> What the task asks
The listing must be reproduced in full, exactly as it stands.

##### Data for this exercise #####

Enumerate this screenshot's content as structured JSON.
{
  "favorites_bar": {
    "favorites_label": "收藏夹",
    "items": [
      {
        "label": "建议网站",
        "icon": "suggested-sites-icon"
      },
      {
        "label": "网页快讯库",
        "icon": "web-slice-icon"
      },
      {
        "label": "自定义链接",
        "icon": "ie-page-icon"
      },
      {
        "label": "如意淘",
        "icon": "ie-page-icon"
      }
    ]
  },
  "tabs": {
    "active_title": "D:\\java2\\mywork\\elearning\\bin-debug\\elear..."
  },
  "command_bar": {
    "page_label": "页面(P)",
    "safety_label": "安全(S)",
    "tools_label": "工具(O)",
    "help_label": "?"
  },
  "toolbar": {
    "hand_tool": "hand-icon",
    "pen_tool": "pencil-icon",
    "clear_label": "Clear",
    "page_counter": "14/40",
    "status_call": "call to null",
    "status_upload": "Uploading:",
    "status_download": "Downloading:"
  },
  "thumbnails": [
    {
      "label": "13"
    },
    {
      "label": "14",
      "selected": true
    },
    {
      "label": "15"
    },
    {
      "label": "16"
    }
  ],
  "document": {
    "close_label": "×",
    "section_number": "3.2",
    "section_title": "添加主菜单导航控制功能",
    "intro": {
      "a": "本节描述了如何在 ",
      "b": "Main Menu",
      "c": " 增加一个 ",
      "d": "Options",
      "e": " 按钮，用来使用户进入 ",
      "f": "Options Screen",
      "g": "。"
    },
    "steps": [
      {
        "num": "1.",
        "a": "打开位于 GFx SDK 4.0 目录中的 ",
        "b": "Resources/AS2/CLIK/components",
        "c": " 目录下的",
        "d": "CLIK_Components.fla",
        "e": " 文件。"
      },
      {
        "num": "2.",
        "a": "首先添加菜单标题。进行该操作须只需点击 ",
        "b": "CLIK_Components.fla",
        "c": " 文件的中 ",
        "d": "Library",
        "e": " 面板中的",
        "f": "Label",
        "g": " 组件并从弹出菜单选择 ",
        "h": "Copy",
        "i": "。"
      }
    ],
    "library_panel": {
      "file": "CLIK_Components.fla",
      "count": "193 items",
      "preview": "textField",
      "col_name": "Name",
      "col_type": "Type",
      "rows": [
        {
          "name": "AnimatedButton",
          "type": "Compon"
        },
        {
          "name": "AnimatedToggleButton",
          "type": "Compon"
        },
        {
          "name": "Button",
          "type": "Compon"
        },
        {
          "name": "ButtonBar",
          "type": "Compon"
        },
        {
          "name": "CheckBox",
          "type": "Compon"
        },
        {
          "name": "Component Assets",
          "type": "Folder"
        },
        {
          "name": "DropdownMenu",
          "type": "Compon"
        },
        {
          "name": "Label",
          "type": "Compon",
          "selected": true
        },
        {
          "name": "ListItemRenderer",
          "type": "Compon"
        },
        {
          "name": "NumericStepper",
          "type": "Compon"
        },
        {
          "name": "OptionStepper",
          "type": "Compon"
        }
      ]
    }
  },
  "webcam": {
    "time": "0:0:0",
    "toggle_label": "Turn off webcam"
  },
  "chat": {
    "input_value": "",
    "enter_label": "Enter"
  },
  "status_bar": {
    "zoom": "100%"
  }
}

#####

> Result for this exercise
Enumerate this screenshot's content as structured JSON.
{
  "favorites_bar": {
    "favorites_label": "收藏夹",
    "items": [
      {
        "label": "建议网站",
        "icon": "suggested-sites-icon"
      },
      {
        "label": "网页快讯库",
        "icon": "web-slice-icon"
      },
      {
        "label": "自定义链接",
        "icon": "ie-page-icon"
      },
      {
        "label": "如意淘",
        "icon": "ie-page-icon"
      }
    ]
  },
  "tabs": {
    "active_title": "D:\\java2\\mywork\\elearning\\bin-debug\\elear..."
  },
  "command_bar": {
    "page_label": "页面(P)",
    "safety_label": "安全(S)",
    "tools_label": "工具(O)",
    "help_label": "?"
  },
  "toolbar": {
    "hand_tool": "hand-icon",
    "pen_tool": "pencil-icon",
    "clear_label": "Clear",
    "page_counter": "14/40",
    "status_call": "call to null",
    "status_upload": "Uploading:",
    "status_download": "Downloading:"
  },
  "thumbnails": [
    {
      "label": "13"
    },
    {
      "label": "14",
      "selected": true
    },
    {
      "label": "15"
    },
    {
      "label": "16"
    }
  ],
  "document": {
    "close_label": "×",
    "section_number": "3.2",
    "section_title": "添加主菜单导航控制功能",
    "intro": {
      "a": "本节描述了如何在 ",
      "b": "Main Menu",
      "c": " 增加一个 ",
      "d": "Options",
      "e": " 按钮，用来使用户进入 ",
      "f": "Options Screen",
      "g": "。"
    },
    "steps": [
      {
        "num": "1.",
        "a": "打开位于 GFx SDK 4.0 目录中的 ",
        "b": "Resources/AS2/CLIK/components",
        "c": " 目录下的",
        "d": "CLIK_Components.fla",
        "e": " 文件。"
      },
      {
        "num": "2.",
        "a": "首先添加菜单标题。进行该操作须只需点击 ",
        "b": "CLIK_Components.fla",
        "c": " 文件的中 ",
        "d": "Library",
        "e": " 面板中的",
        "f": "Label",
        "g": " 组件并从弹出菜单选择 ",
        "h": "Copy",
        "i": "。"
      }
    ],
    "library_panel": {
      "file": "CLIK_Components.fla",
      "count": "193 items",
      "preview": "textField",
      "col_name": "Name",
      "col_type": "Type",
      "rows": [
        {
          "name": "AnimatedButton",
          "type": "Compon"
        },
        {
          "name": "AnimatedToggleButton",
          "type": "Compon"
        },
        {
          "name": "Button",
          "type": "Compon"
        },
        {
          "name": "ButtonBar",
          "type": "Compon"
        },
        {
          "name": "CheckBox",
          "type": "Compon"
        },
        {
          "name": "Component Assets",
          "type": "Folder"
        },
        {
          "name": "DropdownMenu",
          "type": "Compon"
        },
        {
          "name": "Label",
          "type": "Compon",
          "selected": true
        },
        {
          "name": "ListItemRenderer",
          "type": "Compon"
        },
        {
          "name": "NumericStepper",
          "type": "Compon"
        },
        {
          "name": "OptionStepper",
          "type": "Compon"
        }
      ]
    }
  },
  "webcam": {
    "time": "0:0:0",
    "toggle_label": "Turn off webcam"
  },
  "chat": {
    "input_value": "",
    "enter_label": "Enter"
  },
  "status_bar": {
    "zoom": "100%"
  }
}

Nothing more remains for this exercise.